* TASK INSTRUCTIONS *
Take each line of the records below that contains the string "JSON" and copy it.

* EXCERPTED DATA *
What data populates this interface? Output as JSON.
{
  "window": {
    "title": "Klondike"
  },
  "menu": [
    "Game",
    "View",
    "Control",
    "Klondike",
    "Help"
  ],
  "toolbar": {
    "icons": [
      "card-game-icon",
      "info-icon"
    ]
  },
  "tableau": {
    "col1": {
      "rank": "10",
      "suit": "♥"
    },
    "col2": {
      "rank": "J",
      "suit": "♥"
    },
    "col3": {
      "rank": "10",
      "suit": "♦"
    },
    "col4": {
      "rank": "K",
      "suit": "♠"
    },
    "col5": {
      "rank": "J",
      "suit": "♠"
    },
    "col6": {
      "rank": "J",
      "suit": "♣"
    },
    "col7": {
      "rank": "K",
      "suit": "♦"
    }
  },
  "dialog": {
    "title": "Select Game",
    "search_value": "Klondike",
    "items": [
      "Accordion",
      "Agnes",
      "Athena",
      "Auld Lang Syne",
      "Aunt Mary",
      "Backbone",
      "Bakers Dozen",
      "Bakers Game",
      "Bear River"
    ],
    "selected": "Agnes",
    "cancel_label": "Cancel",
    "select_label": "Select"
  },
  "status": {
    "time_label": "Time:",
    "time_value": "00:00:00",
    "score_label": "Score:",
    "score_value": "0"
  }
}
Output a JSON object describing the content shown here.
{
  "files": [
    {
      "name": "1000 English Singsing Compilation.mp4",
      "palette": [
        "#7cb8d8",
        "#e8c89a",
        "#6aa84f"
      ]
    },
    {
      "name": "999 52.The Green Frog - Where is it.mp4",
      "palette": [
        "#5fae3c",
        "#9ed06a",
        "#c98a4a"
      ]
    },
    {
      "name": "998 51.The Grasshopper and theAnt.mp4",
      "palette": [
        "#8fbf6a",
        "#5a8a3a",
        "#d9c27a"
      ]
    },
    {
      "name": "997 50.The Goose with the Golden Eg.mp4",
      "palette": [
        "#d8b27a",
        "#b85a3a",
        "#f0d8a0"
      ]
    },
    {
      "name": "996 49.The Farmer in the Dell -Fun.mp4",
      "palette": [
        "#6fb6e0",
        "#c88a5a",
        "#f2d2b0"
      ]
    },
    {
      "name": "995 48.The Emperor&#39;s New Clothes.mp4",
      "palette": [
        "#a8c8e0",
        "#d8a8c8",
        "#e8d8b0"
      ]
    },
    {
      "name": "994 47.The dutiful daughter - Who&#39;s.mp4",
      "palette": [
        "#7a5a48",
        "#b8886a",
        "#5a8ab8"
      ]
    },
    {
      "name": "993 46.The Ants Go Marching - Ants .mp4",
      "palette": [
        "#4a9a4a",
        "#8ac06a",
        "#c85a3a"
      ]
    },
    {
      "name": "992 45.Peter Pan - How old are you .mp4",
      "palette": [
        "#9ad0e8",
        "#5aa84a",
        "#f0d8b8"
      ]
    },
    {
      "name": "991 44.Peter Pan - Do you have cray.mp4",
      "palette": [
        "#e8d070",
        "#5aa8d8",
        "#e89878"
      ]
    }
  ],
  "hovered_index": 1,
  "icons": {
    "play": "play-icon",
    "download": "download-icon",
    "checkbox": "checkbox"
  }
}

* COMPLETED EXERCISE *
What data populates this interface? Output as JSON.
Output a JSON object describing the content shown here.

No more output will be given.